WASHINGTON — A D.C. family had to celebrate Thanksgiving this year with three empty seats because of COVID. Shanta Leake-Cherry lost her mother, sister, and brother to coronavirus in the spring.
It started when her older sister, 45-year-old Enekee (or "Nicky"), got sick and died from COVID-19 on April 11. Then, her older brother, 44-year-old John Jr., and her 74-year-old mother, Leslie (who live together), contracted the virus and died at the end of April...two days apart.
Since then, Leake-Cherry said she has been taking it one day at a time.
“It’s heavy, it’s heavy, but we’re pressing on," she said. "That’s all we can do.”
According to CBS, more than 2,200 COVID deaths were reported Wednesday in the United States -- the highest one-day toll in six months.
On that day, Leake-Cherry's sister would have turned 46.
Typically, Leake-Cherry said all of her family would gather at her parents' house to celebrate together. But this year, they came up with a creative and safe solution, which she's calling meals on wheels.
She said she and other family members have cooked at home and then they're going to set up a delivery station at her parents' for people to roll through and pick up food to eat in their individual homes.
Her mother, brother and sister, of course, are top of mind.

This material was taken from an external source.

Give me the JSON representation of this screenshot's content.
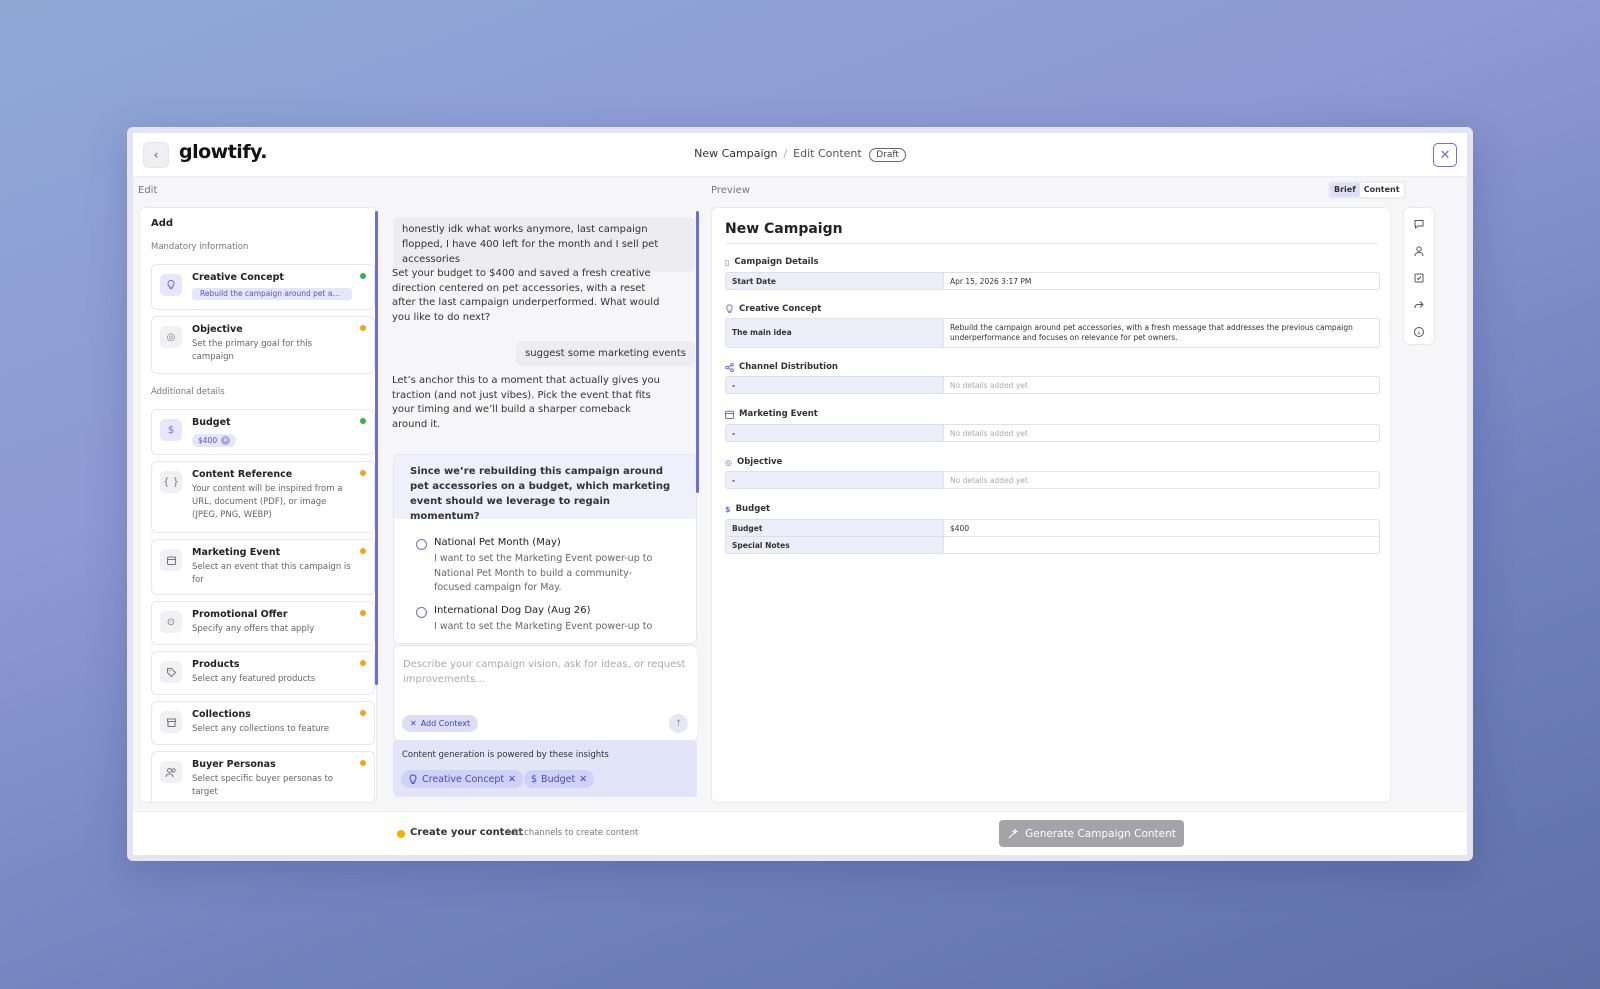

“It’s heavy, as expected, and I’m just taking it one day at a time and just trying to push through, as my family would want me to do or want my entire family to do," Leake-Cherry said. "And allowing myself to feel every emotion, allow myself permission to feel every emotion, whether that’s sad or joyful whatever the emotion is, just allowing myself to feel that. And not staying there, but basking in the memory with my family to kind of bring us some sense of comfort.”
She said she especially feels her mom and brother's presence in the kitchen. She said John used to cook a special stuffed chicken for Thanksgiving -- so she did her best to replicate it in his honor.
"It brought some sense of comfort because I was talking to him as I was making it and I was like please guide me and help me to remember the recipe," she said. "I’m just grateful for those moments and memories that we shared together.”
She said since their deaths, her family has continued to get closer and support each other day-by-day.
"I want to be intentional about continuing our family’s legacy," she said. "It’s pretty much about living, laughing, and loving, because we did a lot of laughing. I’m going to miss those moments where we would just come together laughing and going down memory lane."
As coronavirus cases surge again, and thousands continue to travel for the holidays, she's pleading with people to be smart -- and selfless.
“We would rather sacrifice gathering than to spend your next holiday without a loved one because you were selfish and wanted to have fun, so I think we need to be mindful of that, because COVID is invisible," she said. "You just have to follow the rules...and just know that you're doing it because you love yourself and you love your loved ones and everyone in the community, and I just think it’s selfish for people not to think about others.”
She said she's looking forward to creating new traditions with her family, like hosting a virtual paint party -- which they started Thursday.
Even though it's tough, Leake-Cherry said she's grateful for the wonderful memories she was able to make with her mom, sister, and brother before they passed.
“Even though this year looks different for everybody, many families are gathering around the table with empty seats, so just try to make the best of it," she said. "Try not to argue. Try not to fight.”
And -- wear a mask, she said.